Apple employees, it seems, have an uncanny habit of losing unannounced smartphones in bars, as Cnet reports that an unreleased iPhone (ed: could either be the iPhone 4S or the iPhone 5) has been lost in a San Francisco bar called Cava22, and may have been sold on Craigslist for a mere $200.

Greg Sandoval and Declan McCullagh (opens in new tab) cite a source claiming that Apple contacted the San Francisco police department, told them that the device was "priceless" and were desperate to secure its return.

Apple was able to trace the handset to a building, but while they managed to find someone who was actually at Cava22 the night the phone went missing, the person in question denied knowing anything about the phone and the police did not find any incriminating evidence when they searched his house.

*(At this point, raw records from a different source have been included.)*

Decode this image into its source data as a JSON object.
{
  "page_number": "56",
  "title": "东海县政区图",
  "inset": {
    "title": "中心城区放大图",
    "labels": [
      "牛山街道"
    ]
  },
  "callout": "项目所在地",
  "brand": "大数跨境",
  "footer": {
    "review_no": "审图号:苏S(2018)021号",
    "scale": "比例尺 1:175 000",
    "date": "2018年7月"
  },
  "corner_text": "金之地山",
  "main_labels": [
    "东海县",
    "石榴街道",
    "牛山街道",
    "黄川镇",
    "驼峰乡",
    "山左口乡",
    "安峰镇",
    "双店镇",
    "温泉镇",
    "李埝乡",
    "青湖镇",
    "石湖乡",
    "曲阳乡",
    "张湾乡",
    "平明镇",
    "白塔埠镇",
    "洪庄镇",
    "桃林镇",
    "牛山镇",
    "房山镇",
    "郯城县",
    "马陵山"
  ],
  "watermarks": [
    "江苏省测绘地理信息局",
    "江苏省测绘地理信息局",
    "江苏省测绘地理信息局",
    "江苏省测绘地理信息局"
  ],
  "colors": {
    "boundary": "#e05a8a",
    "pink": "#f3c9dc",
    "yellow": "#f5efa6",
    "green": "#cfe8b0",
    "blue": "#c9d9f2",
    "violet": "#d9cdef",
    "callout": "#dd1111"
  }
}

The episode reminds us of what happened last year to a former Apple computer engineer, Robert Gray Powell, who left the iPhone 4 prototype in a Beer Garden which was subsequently purchased by Gizmodo for $5000.

Ironically, CNet notes that the formal reading of a criminal complaint to Brian Hogan and Sage Wallower, the two men who stand accused of selling the iPhone 4 prototype to Gizmodo, will be held today.

If any publication purchases the iPhone 5 and repeats last year's Gizmodo saga, they will incur the wrath of Apple. Despite pulling in tens of millions of page views following the exclusive, Gizmodo and other Gawker online publications have been banned from Apple events ever since.

Désiré has been musing and writing about technology during a career spanning four decades. He dabbled in website building and web hosting when DHTML and frames were en vogue and started writing about the impact of technology on society just before the start of the Y2K hysteria at the turn of the last millennium. Following an eight-year stint at where he discovered the joys of global tech-fests, Désiré now heads up TechRadar Pro. Previously he was a freelance technology journalist at Incisive Media, Breakthrough Publishing and Vnunet, and Business Magazine. He also launched and hosted the first Tech Radio Show on Radio Plus.